* **Records to process**
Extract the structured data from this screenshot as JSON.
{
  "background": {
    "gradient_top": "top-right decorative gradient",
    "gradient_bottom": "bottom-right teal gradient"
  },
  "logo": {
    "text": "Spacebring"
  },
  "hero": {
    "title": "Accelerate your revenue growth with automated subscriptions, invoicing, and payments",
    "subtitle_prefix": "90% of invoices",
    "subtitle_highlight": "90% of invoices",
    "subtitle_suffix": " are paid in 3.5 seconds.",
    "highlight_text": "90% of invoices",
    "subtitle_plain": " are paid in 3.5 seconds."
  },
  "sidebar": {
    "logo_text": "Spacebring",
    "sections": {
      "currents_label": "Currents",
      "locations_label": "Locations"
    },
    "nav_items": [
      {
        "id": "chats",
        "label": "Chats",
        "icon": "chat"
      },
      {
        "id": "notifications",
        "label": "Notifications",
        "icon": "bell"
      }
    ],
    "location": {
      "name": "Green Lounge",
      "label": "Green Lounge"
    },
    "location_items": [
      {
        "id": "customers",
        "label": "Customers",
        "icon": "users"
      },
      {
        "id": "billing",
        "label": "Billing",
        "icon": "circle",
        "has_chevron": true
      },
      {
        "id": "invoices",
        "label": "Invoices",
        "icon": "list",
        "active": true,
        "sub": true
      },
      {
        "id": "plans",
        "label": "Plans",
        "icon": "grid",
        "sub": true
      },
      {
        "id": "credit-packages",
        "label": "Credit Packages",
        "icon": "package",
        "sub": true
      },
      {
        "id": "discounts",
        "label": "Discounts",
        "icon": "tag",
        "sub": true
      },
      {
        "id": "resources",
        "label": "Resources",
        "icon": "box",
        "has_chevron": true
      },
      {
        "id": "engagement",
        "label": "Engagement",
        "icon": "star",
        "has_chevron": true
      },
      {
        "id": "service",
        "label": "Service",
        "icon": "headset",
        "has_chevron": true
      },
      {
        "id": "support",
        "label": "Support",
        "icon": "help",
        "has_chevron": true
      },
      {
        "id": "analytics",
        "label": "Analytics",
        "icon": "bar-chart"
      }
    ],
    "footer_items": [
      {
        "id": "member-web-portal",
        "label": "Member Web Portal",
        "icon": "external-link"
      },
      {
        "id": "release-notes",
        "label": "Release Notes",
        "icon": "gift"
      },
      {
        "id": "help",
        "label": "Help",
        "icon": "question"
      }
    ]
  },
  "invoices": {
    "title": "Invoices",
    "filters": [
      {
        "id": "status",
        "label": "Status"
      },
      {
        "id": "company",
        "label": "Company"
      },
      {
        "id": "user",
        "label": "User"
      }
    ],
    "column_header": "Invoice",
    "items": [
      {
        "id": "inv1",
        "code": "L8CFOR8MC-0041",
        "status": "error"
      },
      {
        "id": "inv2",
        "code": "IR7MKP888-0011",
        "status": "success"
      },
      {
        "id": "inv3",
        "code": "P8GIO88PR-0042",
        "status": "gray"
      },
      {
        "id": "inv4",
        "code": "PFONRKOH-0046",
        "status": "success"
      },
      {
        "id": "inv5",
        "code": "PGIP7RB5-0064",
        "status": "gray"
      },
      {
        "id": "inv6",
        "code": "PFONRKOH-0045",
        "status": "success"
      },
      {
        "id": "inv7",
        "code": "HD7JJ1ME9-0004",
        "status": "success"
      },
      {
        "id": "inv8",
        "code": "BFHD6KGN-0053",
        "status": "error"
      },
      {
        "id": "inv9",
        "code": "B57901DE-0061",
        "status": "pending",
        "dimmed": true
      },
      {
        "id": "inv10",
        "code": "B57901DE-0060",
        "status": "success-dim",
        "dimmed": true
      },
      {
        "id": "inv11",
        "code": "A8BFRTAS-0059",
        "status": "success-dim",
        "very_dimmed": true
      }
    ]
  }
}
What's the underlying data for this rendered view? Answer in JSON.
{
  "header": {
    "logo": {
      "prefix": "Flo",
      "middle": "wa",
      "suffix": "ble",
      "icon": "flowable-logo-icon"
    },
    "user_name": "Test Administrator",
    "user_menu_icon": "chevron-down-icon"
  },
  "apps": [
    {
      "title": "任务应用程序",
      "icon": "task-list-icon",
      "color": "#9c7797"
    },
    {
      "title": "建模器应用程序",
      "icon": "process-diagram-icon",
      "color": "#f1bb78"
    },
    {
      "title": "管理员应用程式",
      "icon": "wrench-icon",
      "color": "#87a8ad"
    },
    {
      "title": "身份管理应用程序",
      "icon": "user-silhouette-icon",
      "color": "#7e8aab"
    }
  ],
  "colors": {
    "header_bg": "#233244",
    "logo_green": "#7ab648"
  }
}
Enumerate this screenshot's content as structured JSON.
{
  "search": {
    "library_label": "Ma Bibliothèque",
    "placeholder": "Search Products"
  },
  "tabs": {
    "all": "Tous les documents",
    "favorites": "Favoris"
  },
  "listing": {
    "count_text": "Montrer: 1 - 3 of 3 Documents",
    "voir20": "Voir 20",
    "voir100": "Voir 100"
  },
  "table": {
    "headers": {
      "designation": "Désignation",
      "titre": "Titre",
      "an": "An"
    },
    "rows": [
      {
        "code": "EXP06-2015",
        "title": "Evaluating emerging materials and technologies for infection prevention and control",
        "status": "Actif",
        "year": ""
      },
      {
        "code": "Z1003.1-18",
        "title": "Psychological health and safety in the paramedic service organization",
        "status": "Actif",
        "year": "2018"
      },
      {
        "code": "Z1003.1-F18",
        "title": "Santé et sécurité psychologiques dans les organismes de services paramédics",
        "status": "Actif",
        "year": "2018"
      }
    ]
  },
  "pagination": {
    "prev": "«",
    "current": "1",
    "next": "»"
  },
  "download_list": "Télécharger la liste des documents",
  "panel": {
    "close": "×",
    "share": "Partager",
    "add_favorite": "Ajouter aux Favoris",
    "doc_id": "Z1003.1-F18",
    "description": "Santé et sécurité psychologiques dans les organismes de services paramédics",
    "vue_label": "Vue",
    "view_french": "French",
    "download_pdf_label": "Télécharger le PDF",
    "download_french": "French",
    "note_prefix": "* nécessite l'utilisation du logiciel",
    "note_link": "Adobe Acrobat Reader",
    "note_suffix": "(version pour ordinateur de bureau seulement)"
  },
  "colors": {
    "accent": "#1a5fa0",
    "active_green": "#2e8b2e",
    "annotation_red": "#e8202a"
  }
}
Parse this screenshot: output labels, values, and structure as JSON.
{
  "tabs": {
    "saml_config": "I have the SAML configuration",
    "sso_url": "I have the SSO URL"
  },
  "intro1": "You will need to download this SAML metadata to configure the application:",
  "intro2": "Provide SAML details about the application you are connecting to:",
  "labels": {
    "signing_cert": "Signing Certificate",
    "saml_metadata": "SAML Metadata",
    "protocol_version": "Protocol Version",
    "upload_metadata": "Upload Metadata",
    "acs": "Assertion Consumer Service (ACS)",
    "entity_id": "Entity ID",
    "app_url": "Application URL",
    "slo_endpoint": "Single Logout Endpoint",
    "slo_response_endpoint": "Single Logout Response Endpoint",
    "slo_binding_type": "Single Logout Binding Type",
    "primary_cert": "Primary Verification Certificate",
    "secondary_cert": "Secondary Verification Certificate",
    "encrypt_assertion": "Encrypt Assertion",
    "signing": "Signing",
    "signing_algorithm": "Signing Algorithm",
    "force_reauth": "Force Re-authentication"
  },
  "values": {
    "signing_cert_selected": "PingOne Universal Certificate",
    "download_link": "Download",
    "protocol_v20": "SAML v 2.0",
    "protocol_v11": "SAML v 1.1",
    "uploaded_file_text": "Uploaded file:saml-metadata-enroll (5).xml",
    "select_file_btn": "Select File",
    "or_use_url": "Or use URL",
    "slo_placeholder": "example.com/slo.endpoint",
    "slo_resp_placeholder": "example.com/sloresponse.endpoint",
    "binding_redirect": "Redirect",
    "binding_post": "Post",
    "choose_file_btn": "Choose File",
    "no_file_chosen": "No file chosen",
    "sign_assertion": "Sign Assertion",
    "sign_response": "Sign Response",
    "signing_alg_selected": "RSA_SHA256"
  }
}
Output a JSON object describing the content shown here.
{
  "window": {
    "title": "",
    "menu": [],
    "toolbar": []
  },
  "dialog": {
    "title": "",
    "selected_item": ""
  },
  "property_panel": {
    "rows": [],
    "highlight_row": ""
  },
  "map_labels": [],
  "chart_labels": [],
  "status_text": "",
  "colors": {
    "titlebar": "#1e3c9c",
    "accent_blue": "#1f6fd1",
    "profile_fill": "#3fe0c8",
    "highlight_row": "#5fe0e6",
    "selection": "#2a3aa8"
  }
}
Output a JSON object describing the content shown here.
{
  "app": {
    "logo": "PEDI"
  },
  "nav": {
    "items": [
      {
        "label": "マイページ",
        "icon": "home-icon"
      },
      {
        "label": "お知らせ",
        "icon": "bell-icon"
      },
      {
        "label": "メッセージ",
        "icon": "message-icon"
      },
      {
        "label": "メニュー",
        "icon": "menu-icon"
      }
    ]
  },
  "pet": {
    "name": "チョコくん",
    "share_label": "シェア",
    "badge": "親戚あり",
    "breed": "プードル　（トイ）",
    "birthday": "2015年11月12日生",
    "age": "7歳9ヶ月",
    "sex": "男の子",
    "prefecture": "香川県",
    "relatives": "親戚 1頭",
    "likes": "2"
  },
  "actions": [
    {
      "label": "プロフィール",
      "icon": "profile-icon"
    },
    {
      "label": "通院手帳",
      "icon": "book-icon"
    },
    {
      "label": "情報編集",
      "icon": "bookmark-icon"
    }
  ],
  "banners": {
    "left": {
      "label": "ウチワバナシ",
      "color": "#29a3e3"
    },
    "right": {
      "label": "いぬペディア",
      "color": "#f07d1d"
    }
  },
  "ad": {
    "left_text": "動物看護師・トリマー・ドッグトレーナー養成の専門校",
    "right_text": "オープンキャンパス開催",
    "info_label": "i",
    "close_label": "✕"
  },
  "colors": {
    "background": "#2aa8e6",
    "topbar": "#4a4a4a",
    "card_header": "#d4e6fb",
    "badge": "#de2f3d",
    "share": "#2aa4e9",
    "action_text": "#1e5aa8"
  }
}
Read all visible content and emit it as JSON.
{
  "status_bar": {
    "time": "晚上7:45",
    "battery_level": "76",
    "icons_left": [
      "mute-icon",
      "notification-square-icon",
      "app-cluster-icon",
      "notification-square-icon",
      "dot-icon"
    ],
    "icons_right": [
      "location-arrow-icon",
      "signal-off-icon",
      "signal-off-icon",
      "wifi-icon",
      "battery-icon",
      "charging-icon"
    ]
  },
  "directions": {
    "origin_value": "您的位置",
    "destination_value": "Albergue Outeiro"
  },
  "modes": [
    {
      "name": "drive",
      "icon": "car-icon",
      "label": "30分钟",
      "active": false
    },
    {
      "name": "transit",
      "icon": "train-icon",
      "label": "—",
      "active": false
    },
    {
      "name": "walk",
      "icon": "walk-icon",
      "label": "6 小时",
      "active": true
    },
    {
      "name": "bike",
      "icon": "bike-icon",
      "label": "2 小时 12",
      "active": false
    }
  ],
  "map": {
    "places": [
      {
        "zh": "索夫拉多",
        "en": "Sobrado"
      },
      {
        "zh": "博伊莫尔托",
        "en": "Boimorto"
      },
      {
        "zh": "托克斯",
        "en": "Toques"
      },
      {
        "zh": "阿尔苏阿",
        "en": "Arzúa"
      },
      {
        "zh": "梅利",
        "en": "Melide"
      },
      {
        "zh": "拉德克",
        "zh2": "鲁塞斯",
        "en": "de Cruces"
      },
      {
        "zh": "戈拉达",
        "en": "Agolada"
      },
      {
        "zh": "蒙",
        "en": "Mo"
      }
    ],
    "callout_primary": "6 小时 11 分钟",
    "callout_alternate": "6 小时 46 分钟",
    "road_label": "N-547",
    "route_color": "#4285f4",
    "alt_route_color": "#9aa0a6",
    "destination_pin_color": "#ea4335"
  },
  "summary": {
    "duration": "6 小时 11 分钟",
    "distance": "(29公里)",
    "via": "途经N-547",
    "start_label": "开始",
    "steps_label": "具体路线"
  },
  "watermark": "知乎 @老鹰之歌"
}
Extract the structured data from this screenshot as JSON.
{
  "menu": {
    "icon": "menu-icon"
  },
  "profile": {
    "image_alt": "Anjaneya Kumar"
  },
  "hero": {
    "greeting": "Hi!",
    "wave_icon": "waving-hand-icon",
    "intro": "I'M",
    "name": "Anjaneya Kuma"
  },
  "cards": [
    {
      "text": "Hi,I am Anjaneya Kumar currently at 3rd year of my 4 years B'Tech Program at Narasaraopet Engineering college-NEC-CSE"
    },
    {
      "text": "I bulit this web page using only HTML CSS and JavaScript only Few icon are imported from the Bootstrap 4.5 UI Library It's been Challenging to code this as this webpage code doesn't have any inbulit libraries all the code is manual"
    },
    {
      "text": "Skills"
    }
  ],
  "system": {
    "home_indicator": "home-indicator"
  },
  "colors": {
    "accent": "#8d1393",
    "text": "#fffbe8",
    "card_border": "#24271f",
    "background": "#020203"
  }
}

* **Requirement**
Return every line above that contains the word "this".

* **Exercise solution**
Extract the structured data from this screenshot as JSON.
What's the underlying data for this rendered view? Answer in JSON.
Enumerate this screenshot's content as structured JSON.
Parse this screenshot: output labels, values, and structure as JSON.
  "intro1": "You will need to download this SAML metadata to configure the application:",
Extract the structured data from this screenshot as JSON.
      "text": "I bulit this web page using only HTML CSS and JavaScript only Few icon are imported from the Bootstrap 4.5 UI Library It's been Challenging to code this as this webpage code doesn't have any inbulit libraries all the code is manual"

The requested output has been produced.